Directions
Of all the lines in the material, count those containing the string "screenshot" and write only the resulting number.
Excerpted data section start
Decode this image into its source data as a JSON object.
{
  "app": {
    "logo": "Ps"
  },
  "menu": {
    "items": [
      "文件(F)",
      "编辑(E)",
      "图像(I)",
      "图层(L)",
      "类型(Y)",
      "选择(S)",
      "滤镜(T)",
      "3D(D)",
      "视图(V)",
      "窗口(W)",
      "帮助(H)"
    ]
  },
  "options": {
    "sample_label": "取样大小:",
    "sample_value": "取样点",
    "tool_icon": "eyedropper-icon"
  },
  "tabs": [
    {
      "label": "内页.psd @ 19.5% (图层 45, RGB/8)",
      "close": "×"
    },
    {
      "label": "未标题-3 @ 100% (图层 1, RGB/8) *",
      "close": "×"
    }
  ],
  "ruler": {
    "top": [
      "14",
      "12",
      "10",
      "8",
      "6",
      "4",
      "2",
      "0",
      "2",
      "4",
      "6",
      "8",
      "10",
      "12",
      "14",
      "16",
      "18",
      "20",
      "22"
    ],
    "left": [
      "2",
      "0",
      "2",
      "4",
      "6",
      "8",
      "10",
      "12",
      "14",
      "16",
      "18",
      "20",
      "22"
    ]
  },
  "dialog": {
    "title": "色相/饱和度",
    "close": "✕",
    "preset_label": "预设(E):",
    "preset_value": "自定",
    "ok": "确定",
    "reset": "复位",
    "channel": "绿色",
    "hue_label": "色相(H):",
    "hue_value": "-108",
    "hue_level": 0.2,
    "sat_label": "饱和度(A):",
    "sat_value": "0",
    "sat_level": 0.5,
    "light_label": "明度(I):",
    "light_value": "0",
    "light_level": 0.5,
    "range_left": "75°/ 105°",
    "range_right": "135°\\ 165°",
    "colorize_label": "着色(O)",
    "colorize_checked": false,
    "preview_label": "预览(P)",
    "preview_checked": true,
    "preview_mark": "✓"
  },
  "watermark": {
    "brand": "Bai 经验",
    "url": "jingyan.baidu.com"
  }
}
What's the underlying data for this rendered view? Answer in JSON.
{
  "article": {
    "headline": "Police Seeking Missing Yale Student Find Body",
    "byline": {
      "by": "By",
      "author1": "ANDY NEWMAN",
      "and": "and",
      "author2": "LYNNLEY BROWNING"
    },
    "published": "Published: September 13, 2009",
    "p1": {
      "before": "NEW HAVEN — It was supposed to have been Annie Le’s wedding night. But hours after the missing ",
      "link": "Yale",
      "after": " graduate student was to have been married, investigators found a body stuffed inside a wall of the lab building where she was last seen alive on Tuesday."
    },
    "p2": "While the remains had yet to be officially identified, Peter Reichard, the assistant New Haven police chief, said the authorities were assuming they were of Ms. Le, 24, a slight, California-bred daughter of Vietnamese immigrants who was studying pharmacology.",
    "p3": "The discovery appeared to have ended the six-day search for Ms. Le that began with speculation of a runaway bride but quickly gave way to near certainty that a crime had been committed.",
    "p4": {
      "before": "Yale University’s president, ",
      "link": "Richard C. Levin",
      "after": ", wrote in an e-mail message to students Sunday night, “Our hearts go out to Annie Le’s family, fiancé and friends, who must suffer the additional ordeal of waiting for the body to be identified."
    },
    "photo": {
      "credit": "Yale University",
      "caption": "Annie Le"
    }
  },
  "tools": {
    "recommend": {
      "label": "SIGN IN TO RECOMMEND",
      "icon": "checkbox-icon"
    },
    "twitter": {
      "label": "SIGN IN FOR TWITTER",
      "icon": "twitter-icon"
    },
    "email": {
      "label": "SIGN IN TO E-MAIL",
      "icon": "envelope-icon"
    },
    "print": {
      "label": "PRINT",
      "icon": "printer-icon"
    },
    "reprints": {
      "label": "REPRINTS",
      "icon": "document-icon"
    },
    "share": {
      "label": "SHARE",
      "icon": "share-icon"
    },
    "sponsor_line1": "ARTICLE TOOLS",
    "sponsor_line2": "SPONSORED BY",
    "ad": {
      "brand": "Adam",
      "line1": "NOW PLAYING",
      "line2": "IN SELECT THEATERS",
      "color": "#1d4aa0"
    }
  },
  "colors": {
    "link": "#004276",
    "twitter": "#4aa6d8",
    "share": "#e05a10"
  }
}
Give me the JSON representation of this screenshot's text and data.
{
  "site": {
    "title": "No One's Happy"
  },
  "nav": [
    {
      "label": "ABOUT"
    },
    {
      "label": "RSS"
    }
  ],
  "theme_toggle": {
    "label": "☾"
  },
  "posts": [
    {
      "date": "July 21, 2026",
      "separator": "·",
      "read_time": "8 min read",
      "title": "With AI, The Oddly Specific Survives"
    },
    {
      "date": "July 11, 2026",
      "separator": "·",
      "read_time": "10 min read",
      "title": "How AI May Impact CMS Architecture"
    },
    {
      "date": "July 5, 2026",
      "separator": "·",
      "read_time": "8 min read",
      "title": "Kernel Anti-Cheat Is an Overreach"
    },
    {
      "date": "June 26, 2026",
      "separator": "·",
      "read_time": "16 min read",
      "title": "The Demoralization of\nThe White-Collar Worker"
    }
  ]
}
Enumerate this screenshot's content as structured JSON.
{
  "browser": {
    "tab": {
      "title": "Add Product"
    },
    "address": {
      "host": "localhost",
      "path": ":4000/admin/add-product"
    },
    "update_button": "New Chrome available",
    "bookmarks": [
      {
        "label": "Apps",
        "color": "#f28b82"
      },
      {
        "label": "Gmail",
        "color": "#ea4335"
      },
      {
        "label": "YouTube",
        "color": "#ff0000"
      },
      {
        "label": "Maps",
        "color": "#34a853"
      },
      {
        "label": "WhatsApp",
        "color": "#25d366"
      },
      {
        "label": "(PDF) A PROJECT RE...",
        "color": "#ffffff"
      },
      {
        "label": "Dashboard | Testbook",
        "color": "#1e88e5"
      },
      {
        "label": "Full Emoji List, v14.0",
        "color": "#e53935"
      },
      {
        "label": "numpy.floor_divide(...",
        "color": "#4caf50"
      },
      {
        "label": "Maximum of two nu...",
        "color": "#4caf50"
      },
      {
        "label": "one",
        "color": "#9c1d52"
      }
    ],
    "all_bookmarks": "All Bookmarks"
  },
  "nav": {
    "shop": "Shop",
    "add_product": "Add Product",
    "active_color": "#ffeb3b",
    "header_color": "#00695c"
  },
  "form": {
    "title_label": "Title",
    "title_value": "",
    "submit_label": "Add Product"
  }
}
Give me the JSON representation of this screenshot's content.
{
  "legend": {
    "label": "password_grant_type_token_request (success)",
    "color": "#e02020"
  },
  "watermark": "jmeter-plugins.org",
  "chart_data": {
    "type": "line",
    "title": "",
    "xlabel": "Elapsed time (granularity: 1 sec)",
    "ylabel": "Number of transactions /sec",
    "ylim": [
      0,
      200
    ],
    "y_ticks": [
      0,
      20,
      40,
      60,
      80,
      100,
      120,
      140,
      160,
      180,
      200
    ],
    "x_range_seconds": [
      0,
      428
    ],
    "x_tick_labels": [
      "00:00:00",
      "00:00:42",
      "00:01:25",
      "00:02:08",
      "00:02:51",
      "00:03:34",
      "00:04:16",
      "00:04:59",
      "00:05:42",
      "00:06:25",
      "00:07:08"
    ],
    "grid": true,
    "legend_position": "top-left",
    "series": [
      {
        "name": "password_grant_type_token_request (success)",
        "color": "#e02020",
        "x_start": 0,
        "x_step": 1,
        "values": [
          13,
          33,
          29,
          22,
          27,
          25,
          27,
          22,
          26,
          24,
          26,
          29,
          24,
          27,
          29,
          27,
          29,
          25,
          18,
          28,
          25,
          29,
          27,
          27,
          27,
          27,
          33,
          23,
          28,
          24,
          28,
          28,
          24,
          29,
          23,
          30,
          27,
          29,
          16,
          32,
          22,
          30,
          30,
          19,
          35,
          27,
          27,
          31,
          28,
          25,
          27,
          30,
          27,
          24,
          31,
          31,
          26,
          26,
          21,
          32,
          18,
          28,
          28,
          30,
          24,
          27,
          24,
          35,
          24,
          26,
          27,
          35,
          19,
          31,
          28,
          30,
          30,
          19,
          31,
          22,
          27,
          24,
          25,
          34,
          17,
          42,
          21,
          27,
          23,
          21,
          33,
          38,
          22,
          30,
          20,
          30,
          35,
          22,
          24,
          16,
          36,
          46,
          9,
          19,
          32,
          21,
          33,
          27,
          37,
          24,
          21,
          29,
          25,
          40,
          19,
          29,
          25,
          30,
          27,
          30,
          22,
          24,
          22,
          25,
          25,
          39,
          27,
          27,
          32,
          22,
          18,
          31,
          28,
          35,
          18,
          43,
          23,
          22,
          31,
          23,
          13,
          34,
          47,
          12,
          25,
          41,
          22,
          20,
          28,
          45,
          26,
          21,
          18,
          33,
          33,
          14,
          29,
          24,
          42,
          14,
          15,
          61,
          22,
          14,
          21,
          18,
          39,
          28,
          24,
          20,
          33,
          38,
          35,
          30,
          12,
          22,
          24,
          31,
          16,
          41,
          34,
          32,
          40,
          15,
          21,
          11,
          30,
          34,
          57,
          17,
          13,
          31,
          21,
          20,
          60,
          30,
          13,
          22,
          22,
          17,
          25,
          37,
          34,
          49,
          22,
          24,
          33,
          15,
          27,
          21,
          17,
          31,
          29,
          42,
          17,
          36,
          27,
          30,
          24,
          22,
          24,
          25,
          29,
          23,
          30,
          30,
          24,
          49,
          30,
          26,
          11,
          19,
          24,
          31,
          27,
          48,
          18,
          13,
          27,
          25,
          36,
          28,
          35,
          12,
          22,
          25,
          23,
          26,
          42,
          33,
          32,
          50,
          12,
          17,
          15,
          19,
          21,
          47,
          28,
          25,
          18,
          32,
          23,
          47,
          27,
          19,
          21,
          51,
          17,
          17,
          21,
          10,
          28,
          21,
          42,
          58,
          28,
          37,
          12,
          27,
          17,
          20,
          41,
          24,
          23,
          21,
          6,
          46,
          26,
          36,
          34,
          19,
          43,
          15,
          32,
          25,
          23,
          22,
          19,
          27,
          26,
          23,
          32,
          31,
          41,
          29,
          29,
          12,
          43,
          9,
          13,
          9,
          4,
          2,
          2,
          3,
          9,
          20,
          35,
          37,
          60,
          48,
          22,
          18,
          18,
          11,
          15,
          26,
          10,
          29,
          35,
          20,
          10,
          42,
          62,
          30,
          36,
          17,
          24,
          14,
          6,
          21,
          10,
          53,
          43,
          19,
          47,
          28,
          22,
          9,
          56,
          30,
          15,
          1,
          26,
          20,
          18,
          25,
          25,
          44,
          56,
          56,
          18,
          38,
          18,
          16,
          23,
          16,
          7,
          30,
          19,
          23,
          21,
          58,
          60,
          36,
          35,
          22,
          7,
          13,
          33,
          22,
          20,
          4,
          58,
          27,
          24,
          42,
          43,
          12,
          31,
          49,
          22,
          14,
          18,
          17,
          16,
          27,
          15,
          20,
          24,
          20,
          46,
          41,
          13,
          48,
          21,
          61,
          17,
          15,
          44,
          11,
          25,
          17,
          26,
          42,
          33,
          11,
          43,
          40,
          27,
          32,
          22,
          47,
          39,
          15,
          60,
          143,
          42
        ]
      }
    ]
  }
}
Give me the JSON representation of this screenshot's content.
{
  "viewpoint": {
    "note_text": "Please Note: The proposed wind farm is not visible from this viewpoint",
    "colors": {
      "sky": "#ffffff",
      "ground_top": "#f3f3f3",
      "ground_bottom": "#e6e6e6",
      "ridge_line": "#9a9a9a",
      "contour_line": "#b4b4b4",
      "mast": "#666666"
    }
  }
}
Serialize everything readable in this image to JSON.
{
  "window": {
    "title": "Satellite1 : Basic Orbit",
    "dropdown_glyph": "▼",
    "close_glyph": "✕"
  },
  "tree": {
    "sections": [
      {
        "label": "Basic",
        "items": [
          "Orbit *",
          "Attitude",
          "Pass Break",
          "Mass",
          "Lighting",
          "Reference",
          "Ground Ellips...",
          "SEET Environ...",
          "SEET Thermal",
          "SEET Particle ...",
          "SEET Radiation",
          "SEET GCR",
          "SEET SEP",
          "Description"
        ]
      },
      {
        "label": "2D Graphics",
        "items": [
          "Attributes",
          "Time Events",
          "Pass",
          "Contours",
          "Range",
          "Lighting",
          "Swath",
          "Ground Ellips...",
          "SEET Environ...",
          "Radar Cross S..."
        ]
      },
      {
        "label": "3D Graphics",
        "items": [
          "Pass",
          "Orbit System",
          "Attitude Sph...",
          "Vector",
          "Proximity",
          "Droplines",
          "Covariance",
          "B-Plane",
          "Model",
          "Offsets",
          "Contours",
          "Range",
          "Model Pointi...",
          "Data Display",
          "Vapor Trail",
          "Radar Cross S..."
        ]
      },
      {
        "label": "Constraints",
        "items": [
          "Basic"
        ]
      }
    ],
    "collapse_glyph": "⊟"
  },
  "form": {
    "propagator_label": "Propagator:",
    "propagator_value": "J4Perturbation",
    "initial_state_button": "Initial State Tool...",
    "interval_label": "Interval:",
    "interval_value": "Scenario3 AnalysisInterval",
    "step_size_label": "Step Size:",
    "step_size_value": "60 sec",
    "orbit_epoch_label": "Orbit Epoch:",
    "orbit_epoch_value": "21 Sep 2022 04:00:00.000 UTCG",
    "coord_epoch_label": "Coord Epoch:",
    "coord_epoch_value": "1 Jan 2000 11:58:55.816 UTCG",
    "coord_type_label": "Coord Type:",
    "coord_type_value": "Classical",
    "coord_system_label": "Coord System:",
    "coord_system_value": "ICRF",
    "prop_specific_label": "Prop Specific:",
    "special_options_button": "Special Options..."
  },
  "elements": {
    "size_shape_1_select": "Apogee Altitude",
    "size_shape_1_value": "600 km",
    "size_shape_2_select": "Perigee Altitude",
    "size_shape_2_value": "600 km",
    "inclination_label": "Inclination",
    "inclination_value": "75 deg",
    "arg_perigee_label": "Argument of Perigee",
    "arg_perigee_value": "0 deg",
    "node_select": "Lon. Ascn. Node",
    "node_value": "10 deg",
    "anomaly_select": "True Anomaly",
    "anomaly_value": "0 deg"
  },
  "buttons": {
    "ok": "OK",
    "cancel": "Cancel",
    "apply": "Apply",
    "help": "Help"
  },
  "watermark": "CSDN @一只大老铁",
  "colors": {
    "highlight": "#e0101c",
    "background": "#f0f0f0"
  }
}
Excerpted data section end
Solution to the exercise
4